Turning an ugly backsplash into something that’s quite nice to look at (and temporary!).
Remember the ugly kitchen in the my new apartment? The one with the kale chip counters, the cherry-colored doors and the backsplash made out of what are very clearly floor tiles? Yeah, that’s the one. Check out what I just did with the backsplash, though! This was a weekend project that I put very little planning into, and I am really, really happy with the result.

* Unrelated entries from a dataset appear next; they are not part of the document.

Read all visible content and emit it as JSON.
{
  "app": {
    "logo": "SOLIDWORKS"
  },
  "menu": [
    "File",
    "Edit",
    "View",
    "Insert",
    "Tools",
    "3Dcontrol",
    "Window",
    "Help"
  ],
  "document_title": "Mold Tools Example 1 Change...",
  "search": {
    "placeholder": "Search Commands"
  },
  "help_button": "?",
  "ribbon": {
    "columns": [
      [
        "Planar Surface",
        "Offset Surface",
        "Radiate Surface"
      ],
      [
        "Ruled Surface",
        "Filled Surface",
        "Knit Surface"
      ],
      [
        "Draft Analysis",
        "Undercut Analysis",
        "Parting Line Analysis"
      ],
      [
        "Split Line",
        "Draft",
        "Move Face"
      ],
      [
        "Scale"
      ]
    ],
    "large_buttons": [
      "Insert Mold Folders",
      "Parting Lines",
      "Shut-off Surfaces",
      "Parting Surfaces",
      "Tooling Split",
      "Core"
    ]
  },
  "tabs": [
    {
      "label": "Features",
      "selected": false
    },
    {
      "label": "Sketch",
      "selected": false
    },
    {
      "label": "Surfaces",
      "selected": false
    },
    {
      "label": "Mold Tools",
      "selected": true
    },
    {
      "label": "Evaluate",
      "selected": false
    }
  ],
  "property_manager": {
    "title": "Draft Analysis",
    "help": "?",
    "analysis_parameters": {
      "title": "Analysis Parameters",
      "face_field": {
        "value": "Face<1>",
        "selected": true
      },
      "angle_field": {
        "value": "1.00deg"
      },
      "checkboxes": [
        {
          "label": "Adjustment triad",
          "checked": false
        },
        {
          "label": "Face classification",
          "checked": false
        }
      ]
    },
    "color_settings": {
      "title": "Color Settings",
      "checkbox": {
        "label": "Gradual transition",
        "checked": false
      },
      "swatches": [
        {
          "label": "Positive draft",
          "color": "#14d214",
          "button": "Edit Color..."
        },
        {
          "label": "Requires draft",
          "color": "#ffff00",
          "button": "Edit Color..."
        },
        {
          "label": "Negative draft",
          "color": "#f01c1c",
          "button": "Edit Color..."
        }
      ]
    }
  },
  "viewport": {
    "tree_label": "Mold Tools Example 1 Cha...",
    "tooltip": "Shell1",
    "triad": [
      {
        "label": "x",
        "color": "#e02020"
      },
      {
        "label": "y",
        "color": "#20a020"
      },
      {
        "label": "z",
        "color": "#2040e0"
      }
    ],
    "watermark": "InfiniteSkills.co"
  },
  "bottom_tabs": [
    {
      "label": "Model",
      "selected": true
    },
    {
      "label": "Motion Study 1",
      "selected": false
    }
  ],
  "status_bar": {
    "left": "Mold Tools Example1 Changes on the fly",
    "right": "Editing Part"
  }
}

This is light years better, right? I kind of don’t even hate the kitchen anymore. Don’t get me wrong, if the landlord suddenly asked me to do a gut renovation I’d start this weekend, but in the very likely event that he doesn’t, I’m totally OK with how the kitchen looks now. It’s pretty amazing how well that color (yes, it’s Benjamin Moore Deep Space again) neutralizes the red tones in all of the wood in this apartment. The cabinet color is actually tolerable now! When we picked out the paint we made sure it picked up on some of the gray undertones in the countertop, too. They look more black than green now, which is a very good thing.
So basically all I did here was cover up the tile with plywood that I painted a pattern on. It’s held in place with Velcro, so I can remove it anytime with no permanent effect.

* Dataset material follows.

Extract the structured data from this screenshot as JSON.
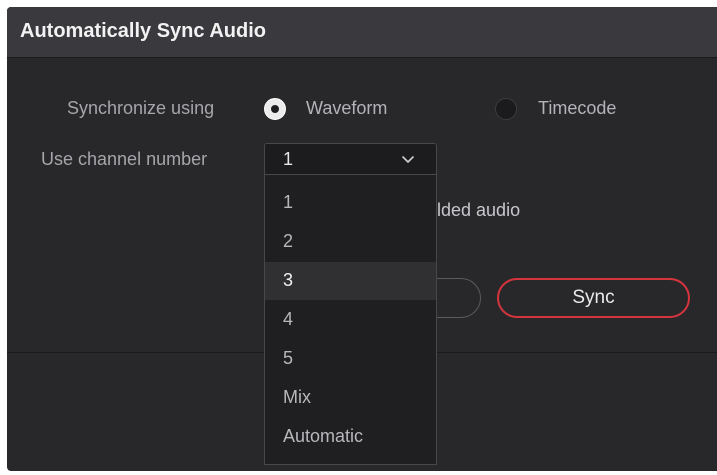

Here’s a step-by-step…
1. I used 1/4″ pre-sanded baltic birch plywood (not luan). I needed 3 2×4′ panels to do this backsplash. They were about $8 each. I chose ply over masonite/MDF primarily because it’s much lighter weight.
2. I measured out the panel dimensions, then did all of my cuts with a jigsaw. I’m sure I could’ve gotten more perfect lines with a circular saw, but ours is up at the house and I just wanted to get this done. I have a pretty steady hand, so the jigsaw really was fine.
3. To cut out the opening for the outlet, I drilled a hole first so I could get the saw blade in.
4. I test-fit the panels to make sure everything lined up right.
5. I gave the plywood a coat of primer. It’s really important to prime BOTH sides when you’re dealing with flexible stuff like beadboard, molding trim pieces and thin ply, otherwise you’re going to have a lot of warping. Trust me, it’s worth the extra time.
6. One coat of my base color was enough. I let it dry for about 3 hours before getting started on the pattern — I used that time to figure out what I was going to paint! There aren’t any progress photos of the pattern-painting, but I just used primer and little foam brush to paint it on freehand. (And yes, it took forever.) You could certainly use a stencil or stamp or whatever, but I didn’t want any repeats in my pattern. Every little line is unique.
7. This might sound crazy, but I was a little worried about the original white backsplash showing through the seams of the dark panels, so I put some strips of painter’s tape on a sheet of aluminum foil and…
8. …I painted them to match the panels. Yup.
9. See what I mean? I knew it would drive me crazy to see a sliver of white, so it’s just an extra little bit of insurance.
10. And finally, Velcro! I used almost one full roll of Velcro Ultra-Mate. It cost about $17, which seemed insane to me, but I guess that’s how much Velcro costs unless you’re smart and buy it online first. I just put a few inches in each corner, plus a few extras along the edges for the bigger panels. It’s SUPER secure.
Total cost = $42. Soooooo worth it.
A few things I didn’t do, but that I still might do…
✚ Put a coat of matte polyurethane over the whole thing for extra protection.
✚ Add a bead of clear silicone caulk where the panels meet the counter.
✚ Switch out the cabinet knobs. OK, I’m definitely doing that. The current knobs are cheap-o brassy things that most of the finish has rubbed off of. I think I’ll just go with simple, small black knobs.
EDIT! ALSO! HEY! READ THIS!
Reader Jenny questioned the use of combustible material around a gas range, which is definitely a valid concern. You should check your range’s clearance requirements and local code before doing something like this around a burner/stovetop. In my case, because this is not a high-powered or backless range, the wall in back of the stove is not a concern. The sidewall to the left of the range is another story, though, and I will probably replace that piece with stainless steel upon further thought. I did kind of dismiss it because the range is already actually TOUCHING the wood casing around the window right next to it (that seems bad, right? But my brother lived here for 5 years without setting the place on fire…), but hey, a little extra safety can’t hurt.
An unexpected side effect of working on this project is that I really feel like painting. Not painting houses, but painting stuff. I feel like designing wallpaper, too. And pillows. And blankets. And everything, really. I wish I had time! I have so many ideas. I do write them down, at least.